  • Alison Morris, MD, MS University of Pittsburgh
  • Brent Palmer, PhD, University of Colorado
  • Julio A. Ramirez, MD, University of Louisville
  • Jesse Roman, MD, University of Louisville
  • Homer L. Twigg III, MD, Indiana University Medical Center      

Participants from DLD, NHLBI

  • Elisabet Caler, PhD
  • Sandra Colombini-Hatch, PhD
  • Gayle Weinmann, MD
  • Barry Schmetter, BS

Blood Group


  • Nancy Berliner, MD, Brigham and Women's Hospital
  • Hans-Peter Kiem, MD, Fred Hutchinson Cancer Research Center
  • Joseph Alvarnas, MD, City of Hope
  • Mike Busch, MD, Blood Systems Research Institute
  • Irvin Chen, PhD, University of California, Los Angeles
  • Heidi Crane, PhD, University of Washington
  • Brian Custer, MD, Blood Systems
  • Barbara Konkle, MD, Bloodworks Northwest
  • Daniel Kuritzkes, MD, Brigham and Women's Hospital
  • Marion Lanteri, PhD, University of California, San Francisco
  • Michael Lederman, MD, Case Western University
  • Nina Lin, MD, Massachusetts General Hospital
  • Dongfang Liu, PhD, Houston Methodist Research Institute
  • Sergei Nekhai, PhD, Howard University
  • Philip Norris, MD, Blood Systems Research Institute
  • Ivona Pandrea, MD, University of Pittsburgh
  • Richard Phipps, PhD, University of Rochester Medical Center
  • Heather Ribaudo, PhD, Harvard University
  • Jim Riley, PhD, University of Pennsylvania
  • David Scadden, MD, Harvard Medical School

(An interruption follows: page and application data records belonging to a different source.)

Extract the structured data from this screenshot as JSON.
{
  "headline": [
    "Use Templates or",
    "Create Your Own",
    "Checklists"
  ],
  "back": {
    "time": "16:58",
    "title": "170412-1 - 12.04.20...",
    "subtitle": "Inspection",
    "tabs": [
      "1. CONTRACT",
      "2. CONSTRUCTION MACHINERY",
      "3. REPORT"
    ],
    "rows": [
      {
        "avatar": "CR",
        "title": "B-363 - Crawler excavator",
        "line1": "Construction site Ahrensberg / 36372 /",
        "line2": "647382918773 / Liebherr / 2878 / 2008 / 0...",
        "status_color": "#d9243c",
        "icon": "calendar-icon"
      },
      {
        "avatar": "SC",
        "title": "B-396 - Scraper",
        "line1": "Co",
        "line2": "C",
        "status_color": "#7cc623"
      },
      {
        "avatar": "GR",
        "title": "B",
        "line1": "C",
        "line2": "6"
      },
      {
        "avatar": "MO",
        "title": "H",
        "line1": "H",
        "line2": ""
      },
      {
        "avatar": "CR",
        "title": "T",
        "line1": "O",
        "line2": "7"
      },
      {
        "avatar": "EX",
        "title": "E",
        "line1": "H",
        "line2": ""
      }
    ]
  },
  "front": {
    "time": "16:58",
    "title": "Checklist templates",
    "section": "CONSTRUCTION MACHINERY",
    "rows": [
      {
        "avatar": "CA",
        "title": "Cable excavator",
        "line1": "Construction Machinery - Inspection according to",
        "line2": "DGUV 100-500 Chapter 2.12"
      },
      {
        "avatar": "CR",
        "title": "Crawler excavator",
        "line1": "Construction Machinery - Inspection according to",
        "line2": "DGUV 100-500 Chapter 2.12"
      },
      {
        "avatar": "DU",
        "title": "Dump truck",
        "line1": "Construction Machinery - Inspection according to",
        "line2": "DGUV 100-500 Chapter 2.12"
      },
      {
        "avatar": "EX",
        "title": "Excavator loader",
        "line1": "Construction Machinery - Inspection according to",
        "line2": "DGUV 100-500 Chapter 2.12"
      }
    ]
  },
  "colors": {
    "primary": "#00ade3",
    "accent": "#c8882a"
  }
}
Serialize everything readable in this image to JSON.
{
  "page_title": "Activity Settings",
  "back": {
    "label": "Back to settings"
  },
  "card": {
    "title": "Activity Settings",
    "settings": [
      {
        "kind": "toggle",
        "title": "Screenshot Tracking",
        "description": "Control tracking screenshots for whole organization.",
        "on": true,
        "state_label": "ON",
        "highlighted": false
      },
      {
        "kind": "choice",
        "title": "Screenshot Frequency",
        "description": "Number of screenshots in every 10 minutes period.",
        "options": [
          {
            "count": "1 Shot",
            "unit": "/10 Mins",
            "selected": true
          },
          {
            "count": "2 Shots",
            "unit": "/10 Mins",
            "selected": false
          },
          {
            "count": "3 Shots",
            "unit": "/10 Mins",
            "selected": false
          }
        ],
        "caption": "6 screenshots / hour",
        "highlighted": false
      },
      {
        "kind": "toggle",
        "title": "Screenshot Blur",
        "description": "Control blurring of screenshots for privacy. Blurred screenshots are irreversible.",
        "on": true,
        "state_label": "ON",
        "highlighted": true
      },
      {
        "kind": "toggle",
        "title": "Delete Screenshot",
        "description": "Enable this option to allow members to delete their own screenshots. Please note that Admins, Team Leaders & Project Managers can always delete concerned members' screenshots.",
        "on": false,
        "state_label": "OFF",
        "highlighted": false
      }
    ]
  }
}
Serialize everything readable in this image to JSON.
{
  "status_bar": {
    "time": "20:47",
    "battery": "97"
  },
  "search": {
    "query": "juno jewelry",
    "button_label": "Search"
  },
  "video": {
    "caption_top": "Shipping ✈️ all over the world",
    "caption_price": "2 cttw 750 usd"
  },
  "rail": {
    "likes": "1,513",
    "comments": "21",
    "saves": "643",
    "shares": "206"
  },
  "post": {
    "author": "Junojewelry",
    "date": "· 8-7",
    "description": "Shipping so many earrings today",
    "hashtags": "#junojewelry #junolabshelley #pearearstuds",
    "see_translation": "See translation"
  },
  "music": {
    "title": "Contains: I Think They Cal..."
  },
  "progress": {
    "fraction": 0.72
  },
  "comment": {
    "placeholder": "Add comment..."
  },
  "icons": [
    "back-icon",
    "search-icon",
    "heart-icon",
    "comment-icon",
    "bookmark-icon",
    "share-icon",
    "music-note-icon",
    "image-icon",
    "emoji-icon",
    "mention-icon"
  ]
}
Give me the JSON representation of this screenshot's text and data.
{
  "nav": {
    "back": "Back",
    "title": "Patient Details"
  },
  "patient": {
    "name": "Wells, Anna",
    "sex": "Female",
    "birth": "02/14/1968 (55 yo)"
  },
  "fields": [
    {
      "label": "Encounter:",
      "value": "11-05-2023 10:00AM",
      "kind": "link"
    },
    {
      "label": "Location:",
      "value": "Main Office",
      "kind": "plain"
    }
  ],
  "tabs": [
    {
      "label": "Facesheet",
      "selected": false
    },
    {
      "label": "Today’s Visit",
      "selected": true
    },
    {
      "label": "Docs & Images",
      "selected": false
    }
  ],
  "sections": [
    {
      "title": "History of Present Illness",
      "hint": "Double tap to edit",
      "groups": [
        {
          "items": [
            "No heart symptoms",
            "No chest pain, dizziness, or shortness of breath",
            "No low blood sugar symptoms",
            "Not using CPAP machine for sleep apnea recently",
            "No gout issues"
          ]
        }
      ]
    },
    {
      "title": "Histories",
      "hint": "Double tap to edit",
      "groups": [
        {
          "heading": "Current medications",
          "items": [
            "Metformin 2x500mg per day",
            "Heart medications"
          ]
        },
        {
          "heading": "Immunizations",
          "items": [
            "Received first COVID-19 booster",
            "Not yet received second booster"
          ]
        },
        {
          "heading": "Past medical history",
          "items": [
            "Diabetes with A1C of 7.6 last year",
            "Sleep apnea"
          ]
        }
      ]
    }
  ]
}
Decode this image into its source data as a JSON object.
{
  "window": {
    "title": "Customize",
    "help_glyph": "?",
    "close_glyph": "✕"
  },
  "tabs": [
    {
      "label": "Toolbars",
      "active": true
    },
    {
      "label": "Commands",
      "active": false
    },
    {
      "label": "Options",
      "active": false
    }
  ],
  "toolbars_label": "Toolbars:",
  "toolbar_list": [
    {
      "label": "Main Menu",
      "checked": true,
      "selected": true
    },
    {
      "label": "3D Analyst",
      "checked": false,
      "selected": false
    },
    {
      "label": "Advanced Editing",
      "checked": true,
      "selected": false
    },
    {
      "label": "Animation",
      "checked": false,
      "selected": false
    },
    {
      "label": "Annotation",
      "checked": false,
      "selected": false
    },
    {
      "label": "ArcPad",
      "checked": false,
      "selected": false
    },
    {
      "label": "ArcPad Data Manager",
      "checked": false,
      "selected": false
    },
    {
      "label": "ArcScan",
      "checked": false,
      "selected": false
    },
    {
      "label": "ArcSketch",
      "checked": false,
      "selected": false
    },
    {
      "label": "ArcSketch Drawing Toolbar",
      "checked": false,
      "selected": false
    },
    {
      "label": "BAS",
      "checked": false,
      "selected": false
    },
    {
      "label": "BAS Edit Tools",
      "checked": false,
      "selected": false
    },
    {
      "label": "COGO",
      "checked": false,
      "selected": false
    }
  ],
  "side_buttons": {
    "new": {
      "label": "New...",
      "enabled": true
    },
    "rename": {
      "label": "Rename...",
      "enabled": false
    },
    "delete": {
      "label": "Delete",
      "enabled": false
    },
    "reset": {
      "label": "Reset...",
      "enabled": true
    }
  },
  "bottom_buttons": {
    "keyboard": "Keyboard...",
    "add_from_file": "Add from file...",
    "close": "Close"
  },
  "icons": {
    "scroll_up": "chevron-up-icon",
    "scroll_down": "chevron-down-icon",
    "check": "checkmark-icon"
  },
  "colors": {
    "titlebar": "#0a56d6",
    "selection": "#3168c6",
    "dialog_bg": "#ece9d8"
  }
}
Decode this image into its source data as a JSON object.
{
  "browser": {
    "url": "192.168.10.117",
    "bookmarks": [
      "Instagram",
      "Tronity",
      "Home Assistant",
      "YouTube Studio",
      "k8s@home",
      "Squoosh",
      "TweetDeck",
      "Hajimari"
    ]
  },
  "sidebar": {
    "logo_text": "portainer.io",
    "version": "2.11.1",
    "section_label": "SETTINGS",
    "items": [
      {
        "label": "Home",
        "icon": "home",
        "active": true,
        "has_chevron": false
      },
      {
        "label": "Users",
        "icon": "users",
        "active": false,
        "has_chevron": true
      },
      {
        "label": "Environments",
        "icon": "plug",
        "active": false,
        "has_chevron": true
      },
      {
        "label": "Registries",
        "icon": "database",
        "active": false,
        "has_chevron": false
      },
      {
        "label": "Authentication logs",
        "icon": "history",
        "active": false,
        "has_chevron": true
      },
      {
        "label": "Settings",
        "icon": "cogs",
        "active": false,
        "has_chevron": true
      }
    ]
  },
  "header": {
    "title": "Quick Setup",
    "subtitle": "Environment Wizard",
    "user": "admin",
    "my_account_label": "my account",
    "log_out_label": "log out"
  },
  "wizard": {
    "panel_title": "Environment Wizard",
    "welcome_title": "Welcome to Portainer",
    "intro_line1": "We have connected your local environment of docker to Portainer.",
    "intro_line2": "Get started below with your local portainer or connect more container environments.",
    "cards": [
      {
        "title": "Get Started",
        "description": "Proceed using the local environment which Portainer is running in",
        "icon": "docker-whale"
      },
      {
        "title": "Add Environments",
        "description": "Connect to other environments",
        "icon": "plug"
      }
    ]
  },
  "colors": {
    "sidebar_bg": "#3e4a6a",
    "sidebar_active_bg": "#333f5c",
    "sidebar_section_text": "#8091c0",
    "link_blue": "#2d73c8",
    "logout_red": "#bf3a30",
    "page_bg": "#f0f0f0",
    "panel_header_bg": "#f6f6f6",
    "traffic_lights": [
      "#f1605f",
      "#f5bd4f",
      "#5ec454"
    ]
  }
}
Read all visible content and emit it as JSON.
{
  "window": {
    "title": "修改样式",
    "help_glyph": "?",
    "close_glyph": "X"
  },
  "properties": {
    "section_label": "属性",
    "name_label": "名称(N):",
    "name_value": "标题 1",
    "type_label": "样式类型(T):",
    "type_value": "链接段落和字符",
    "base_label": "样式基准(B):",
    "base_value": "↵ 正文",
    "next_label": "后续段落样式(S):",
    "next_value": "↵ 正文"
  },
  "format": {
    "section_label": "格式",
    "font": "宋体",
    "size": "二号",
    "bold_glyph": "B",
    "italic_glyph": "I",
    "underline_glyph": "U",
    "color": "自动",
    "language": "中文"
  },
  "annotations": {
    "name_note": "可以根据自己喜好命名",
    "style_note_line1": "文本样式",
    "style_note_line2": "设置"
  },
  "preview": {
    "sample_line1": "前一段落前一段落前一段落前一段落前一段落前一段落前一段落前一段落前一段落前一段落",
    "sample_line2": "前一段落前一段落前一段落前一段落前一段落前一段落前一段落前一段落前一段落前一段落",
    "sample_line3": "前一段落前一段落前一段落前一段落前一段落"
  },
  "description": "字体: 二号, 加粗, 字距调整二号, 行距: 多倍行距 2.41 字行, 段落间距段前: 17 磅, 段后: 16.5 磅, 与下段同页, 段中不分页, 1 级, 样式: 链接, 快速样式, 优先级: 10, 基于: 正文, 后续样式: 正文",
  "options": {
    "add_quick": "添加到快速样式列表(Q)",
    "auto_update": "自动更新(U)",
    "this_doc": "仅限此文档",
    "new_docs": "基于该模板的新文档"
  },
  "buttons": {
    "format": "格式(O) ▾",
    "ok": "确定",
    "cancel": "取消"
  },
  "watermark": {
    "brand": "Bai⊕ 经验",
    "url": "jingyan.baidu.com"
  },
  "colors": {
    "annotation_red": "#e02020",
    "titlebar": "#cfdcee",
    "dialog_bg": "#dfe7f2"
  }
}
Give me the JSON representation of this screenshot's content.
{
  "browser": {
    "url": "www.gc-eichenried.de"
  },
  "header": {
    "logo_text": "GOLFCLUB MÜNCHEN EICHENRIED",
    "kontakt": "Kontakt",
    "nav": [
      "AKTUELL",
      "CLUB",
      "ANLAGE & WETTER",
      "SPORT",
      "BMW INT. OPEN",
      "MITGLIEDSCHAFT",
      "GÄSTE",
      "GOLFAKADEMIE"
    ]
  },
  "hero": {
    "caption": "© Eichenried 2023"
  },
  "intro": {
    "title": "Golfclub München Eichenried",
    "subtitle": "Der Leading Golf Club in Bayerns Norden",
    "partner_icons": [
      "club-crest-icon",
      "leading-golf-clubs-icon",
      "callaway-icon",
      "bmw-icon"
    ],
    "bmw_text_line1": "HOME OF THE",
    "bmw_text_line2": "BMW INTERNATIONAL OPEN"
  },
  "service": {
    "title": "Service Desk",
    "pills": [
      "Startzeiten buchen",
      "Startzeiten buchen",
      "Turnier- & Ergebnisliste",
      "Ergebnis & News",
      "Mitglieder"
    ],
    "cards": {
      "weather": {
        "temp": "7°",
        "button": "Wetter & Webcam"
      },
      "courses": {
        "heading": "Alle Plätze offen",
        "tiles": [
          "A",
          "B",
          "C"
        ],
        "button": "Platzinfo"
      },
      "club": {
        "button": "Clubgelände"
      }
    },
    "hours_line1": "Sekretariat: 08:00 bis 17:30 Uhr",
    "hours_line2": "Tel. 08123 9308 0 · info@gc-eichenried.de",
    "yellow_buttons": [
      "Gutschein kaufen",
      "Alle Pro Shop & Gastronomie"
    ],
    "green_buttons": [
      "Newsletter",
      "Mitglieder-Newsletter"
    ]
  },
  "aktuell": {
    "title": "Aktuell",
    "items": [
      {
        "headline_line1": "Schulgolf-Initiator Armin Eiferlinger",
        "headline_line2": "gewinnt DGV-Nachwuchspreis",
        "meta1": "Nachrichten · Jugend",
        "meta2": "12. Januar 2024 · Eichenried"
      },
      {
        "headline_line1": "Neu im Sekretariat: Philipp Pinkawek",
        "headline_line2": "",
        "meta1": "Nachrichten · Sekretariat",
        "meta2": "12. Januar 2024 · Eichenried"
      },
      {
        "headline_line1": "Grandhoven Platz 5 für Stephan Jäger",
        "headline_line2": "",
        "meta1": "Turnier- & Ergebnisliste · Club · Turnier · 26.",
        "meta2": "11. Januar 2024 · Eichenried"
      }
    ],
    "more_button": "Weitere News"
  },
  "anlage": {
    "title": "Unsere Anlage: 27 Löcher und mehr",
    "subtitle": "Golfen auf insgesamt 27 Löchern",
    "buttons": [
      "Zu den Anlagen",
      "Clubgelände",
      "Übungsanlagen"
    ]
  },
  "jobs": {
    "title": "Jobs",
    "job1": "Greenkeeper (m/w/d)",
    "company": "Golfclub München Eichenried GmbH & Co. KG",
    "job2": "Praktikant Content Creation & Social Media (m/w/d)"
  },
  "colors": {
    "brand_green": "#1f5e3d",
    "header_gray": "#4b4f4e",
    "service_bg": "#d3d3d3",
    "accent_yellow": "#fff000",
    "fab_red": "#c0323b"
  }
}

Participants from DBDR, NHLBI

  • Simone Glynn, MD, MPH
  • Andrei Kindzelski, MD
  • John Thomas, PhD
  • Lis Welniak, PhD
  • Shimian Zou, PhD

Implementation Science Group


  • Oliver Bacon, MD, University of California, San Francisco 
  • Chris Beyrer, MD, John Hopkins School of Public Health
  • Richard Chaisson, MD, John Hopkins University
  • Joseph Eron, Jr., MD, University of North Carolina at Chapel Hill
  • Jeffery Martin, MD, MPH, University of California, San Francisco
  • George Rutherford, MD, University of California, San Francisco
  • Bruce Schackman, PhD, Cornell University

Participants from CTRIS, NHLBI

  • Emmanuel Peprah, PhD
  • Michael Engelgau, MD

2012 NHLBI AIDS Working Group Recommendations